Supplied data
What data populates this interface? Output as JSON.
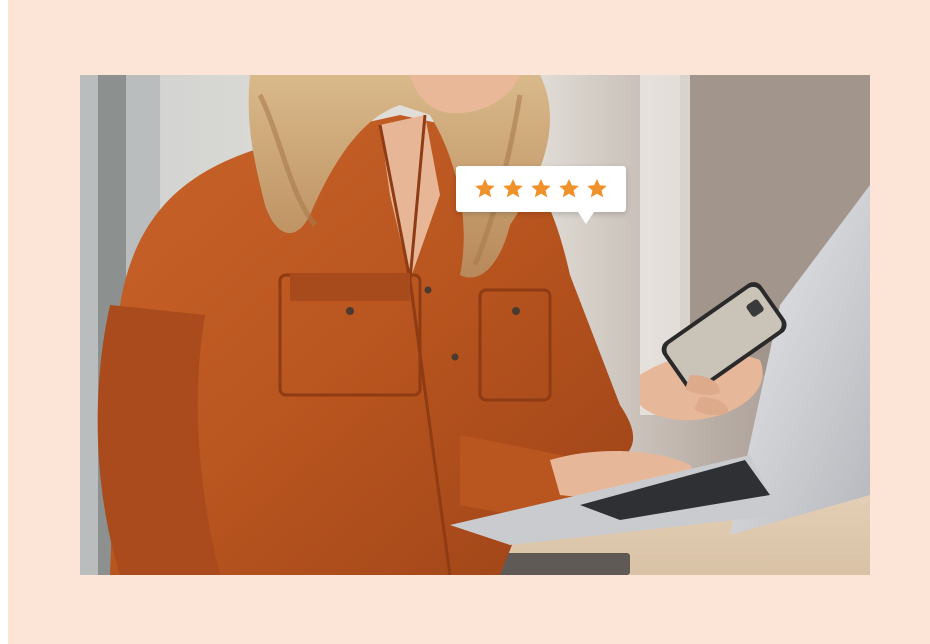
{
  "image": {
    "alt": "",
    "background_color": "#fce4d6"
  },
  "review": {
    "rating": 5,
    "max_rating": 5,
    "star_color": "#f0922c"
  }
}
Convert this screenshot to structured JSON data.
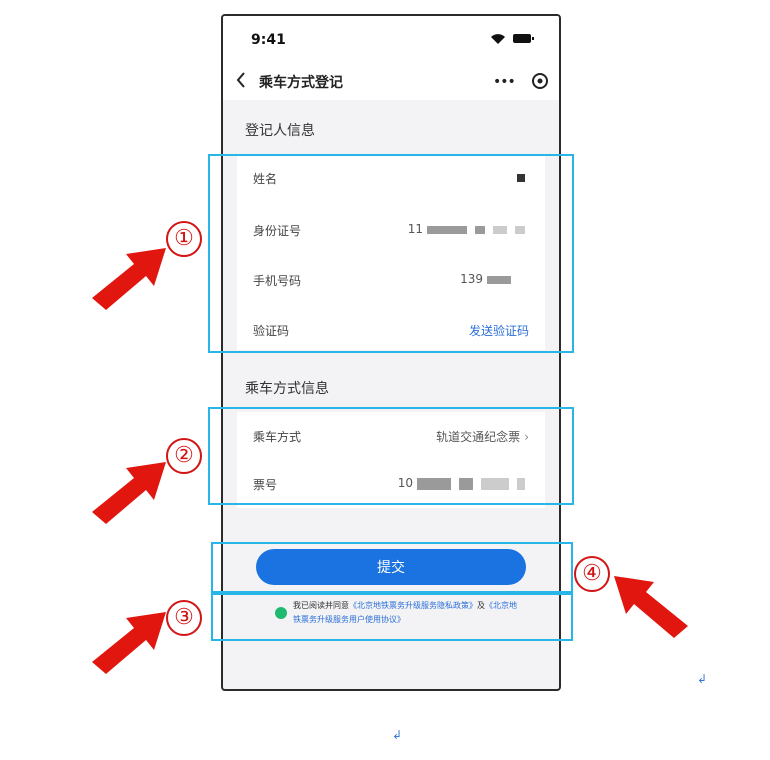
{
  "status": {
    "time": "9:41"
  },
  "nav": {
    "title": "乘车方式登记"
  },
  "registrant": {
    "section_title": "登记人信息",
    "rows": [
      {
        "label": "姓名",
        "value": ""
      },
      {
        "label": "身份证号",
        "value": "11"
      },
      {
        "label": "手机号码",
        "value": "139"
      },
      {
        "label": "验证码",
        "value": "发送验证码"
      }
    ]
  },
  "ride": {
    "section_title": "乘车方式信息",
    "rows": [
      {
        "label": "乘车方式",
        "value": "轨道交通纪念票"
      },
      {
        "label": "票号",
        "value": "10"
      }
    ]
  },
  "submit": {
    "label": "提交"
  },
  "agreement": {
    "prefix": "我已阅读并同意",
    "link1": "《北京地铁票务升级服务隐私政策》",
    "middle": "及",
    "link2": "《北京地铁票务升级服务用户使用协议》"
  },
  "annotations": {
    "n1": "①",
    "n2": "②",
    "n3": "③",
    "n4": "④",
    "para": "↲"
  },
  "colors": {
    "highlight": "#28b6e8",
    "arrow": "#e0160f",
    "primary": "#1a73e0",
    "check": "#1fba6f"
  }
}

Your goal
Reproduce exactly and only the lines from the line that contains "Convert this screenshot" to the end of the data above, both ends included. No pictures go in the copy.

Completed exercise
Convert this screenshot to structured JSON data.
{
  "status": {
    "time": "9:41"
  },
  "nav": {
    "title": "乘车方式登记"
  },
  "registrant": {
    "section_title": "登记人信息",
    "rows": [
      {
        "label": "姓名",
        "value": ""
      },
      {
        "label": "身份证号",
        "value": "11"
      },
      {
        "label": "手机号码",
        "value": "139"
      },
      {
        "label": "验证码",
        "value": "发送验证码"
      }
    ]
  },
  "ride": {
    "section_title": "乘车方式信息",
    "rows": [
      {
        "label": "乘车方式",
        "value": "轨道交通纪念票"
      },
      {
        "label": "票号",
        "value": "10"
      }
    ]
  },
  "submit": {
    "label": "提交"
  },
  "agreement": {
    "prefix": "我已阅读并同意",
    "link1": "《北京地铁票务升级服务隐私政策》",
    "middle": "及",
    "link2": "《北京地铁票务升级服务用户使用协议》"
  },
  "annotations": {
    "n1": "①",
    "n2": "②",
    "n3": "③",
    "n4": "④",
    "para": "↲"
  },
  "colors": {
    "highlight": "#28b6e8",
    "arrow": "#e0160f",
    "primary": "#1a73e0",
    "check": "#1fba6f"
  }
}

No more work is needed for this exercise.